Activity: Work through the data line by line, gathering every line that has the word "Talkback".
##### Extracted entries #####
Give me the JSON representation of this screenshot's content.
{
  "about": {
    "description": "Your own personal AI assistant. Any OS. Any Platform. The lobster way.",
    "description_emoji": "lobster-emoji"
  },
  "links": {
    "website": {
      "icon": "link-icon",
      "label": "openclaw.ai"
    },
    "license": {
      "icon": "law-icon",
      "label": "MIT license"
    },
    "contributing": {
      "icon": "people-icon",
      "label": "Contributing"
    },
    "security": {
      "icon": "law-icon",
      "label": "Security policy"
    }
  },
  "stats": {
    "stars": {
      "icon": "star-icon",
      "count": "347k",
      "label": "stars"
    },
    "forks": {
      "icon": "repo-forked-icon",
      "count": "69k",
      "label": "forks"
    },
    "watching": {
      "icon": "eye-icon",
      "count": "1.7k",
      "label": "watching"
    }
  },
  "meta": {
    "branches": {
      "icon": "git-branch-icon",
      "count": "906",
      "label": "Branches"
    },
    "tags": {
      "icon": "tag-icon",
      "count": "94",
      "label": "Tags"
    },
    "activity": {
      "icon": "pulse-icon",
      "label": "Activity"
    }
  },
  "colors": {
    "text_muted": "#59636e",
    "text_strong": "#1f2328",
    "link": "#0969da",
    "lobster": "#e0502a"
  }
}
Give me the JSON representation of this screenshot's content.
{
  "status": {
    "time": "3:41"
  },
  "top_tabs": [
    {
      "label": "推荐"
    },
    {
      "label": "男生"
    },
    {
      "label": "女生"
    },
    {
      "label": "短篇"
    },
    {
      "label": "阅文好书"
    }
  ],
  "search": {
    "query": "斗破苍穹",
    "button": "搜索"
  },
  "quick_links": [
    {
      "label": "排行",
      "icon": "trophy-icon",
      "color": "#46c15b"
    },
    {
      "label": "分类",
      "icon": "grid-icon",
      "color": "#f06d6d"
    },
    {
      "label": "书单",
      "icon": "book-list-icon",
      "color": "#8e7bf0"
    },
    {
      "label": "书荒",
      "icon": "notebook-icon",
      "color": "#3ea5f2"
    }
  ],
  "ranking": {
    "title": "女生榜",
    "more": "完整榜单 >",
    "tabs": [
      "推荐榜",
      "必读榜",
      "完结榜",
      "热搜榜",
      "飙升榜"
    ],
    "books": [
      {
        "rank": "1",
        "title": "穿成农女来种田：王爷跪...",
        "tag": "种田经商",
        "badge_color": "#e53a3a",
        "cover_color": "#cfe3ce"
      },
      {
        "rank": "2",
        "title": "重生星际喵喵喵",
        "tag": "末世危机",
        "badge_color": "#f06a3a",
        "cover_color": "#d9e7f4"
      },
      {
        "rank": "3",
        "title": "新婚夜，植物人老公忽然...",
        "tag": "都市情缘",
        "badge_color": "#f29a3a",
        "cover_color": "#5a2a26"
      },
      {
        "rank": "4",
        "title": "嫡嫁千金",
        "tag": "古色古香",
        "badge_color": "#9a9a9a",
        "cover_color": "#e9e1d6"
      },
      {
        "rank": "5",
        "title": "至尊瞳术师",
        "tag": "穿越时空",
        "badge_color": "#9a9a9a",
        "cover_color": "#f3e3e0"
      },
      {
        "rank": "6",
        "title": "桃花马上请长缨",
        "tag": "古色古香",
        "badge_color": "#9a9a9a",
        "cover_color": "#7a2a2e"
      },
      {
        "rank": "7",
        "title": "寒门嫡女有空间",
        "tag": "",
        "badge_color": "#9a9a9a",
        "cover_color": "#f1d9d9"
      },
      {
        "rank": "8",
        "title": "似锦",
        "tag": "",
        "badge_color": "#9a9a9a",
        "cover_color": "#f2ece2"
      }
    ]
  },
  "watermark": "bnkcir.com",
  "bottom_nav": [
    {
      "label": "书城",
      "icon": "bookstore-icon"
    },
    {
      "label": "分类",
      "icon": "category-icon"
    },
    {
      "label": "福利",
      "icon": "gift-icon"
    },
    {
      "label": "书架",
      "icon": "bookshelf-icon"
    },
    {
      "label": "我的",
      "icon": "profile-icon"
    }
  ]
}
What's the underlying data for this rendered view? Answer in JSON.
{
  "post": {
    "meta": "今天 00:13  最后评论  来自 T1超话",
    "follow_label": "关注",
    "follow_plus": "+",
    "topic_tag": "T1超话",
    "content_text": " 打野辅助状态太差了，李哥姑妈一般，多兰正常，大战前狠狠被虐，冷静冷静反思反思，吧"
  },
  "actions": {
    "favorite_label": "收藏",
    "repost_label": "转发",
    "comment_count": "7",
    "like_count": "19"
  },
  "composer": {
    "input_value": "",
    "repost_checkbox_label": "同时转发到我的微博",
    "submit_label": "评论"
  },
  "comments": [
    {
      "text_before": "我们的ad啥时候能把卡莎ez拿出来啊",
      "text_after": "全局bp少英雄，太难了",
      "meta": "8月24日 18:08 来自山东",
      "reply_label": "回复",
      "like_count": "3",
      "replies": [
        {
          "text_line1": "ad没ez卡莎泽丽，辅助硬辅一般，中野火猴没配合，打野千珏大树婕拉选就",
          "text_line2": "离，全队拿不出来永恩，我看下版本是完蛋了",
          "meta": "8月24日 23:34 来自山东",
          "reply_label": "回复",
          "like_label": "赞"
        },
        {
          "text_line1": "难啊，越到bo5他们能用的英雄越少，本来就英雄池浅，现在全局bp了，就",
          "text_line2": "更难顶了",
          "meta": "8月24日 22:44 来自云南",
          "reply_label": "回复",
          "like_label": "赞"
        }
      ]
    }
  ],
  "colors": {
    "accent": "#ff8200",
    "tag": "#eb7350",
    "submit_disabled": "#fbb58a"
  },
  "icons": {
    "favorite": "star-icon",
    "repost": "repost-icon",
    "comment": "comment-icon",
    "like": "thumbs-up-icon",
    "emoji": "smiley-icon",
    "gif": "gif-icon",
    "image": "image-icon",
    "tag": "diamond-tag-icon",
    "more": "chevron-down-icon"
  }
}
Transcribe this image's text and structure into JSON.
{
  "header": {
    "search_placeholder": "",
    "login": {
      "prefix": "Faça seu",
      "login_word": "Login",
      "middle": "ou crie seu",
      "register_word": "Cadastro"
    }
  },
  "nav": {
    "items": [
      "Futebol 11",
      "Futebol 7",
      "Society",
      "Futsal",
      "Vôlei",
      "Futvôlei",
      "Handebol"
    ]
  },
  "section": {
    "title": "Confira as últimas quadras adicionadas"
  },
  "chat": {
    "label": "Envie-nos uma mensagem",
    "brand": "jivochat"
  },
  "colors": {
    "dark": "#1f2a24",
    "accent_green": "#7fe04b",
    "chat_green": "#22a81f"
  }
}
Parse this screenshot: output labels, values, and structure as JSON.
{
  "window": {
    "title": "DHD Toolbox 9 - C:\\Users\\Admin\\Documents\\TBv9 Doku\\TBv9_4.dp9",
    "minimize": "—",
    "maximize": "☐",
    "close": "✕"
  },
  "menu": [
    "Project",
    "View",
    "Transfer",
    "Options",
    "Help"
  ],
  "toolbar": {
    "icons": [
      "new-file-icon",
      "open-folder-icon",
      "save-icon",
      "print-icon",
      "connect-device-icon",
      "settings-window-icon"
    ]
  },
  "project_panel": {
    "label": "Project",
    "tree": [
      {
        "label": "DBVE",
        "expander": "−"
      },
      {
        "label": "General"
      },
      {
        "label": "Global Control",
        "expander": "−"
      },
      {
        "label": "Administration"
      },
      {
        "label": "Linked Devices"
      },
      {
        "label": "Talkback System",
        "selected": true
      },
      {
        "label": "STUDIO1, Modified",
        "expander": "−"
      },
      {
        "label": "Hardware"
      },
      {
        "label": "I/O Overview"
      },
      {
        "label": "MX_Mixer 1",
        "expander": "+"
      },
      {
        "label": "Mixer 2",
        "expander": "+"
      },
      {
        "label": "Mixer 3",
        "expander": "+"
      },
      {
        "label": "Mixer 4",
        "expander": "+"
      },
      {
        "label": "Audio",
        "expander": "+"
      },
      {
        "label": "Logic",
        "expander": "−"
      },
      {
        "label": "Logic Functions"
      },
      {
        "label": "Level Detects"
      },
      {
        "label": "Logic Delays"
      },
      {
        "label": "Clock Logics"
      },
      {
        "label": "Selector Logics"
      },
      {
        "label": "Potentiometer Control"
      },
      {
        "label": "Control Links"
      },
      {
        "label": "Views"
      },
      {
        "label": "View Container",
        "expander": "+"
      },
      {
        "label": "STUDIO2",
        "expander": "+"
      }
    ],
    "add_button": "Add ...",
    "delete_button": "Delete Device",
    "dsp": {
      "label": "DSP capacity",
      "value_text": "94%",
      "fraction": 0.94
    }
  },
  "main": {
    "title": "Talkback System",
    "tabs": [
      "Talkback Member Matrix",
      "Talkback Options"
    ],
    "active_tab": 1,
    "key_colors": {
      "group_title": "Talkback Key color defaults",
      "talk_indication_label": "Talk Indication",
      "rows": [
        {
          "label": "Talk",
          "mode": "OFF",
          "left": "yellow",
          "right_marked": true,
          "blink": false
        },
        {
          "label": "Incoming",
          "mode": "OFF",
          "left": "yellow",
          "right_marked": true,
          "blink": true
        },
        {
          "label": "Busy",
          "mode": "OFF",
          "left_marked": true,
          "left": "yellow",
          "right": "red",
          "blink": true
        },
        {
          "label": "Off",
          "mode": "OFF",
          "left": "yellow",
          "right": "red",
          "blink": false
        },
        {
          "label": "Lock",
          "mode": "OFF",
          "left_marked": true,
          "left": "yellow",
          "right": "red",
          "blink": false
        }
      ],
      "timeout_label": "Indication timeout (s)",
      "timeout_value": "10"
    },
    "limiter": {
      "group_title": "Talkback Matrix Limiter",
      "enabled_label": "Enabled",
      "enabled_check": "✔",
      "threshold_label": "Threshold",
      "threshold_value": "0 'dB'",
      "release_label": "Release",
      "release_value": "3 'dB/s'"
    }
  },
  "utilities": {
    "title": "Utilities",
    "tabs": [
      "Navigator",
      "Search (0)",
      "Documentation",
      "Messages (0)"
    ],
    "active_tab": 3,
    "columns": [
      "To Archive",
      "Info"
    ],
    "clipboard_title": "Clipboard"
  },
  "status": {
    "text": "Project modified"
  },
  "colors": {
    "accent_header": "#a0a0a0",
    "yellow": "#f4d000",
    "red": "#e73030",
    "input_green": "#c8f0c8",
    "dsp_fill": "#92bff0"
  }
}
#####
Finished exercise:
        "label": "Talkback System",
    "title": "Talkback System",
      "Talkback Member Matrix",
      "Talkback Options"
      "group_title": "Talkback Key color defaults",
      "group_title": "Talkback Matrix Limiter",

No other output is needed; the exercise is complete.